Exercise aim
The data below is to be set down exactly.

Excerpts from an interface dataset
■ ■ ■ ■ ■

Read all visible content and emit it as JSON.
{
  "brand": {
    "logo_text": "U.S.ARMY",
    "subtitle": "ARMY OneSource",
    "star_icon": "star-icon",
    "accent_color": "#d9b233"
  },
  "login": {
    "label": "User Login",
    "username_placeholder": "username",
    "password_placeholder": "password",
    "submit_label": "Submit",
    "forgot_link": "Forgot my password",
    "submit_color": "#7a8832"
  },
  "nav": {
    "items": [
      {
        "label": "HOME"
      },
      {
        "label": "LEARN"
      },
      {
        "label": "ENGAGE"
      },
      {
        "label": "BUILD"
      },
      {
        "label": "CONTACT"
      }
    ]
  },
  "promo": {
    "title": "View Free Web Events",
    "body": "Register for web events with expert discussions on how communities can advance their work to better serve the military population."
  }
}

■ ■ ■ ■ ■

Task answer
Read all visible content and emit it as JSON.
{
  "brand": {
    "logo_text": "U.S.ARMY",
    "subtitle": "ARMY OneSource",
    "star_icon": "star-icon",
    "accent_color": "#d9b233"
  },
  "login": {
    "label": "User Login",
    "username_placeholder": "username",
    "password_placeholder": "password",
    "submit_label": "Submit",
    "forgot_link": "Forgot my password",
    "submit_color": "#7a8832"
  },
  "nav": {
    "items": [
      {
        "label": "HOME"
      },
      {
        "label": "LEARN"
      },
      {
        "label": "ENGAGE"
      },
      {
        "label": "BUILD"
      },
      {
        "label": "CONTACT"
      }
    ]
  },
  "promo": {
    "title": "View Free Web Events",
    "body": "Register for web events with expert discussions on how communities can advance their work to better serve the military population."
  }
}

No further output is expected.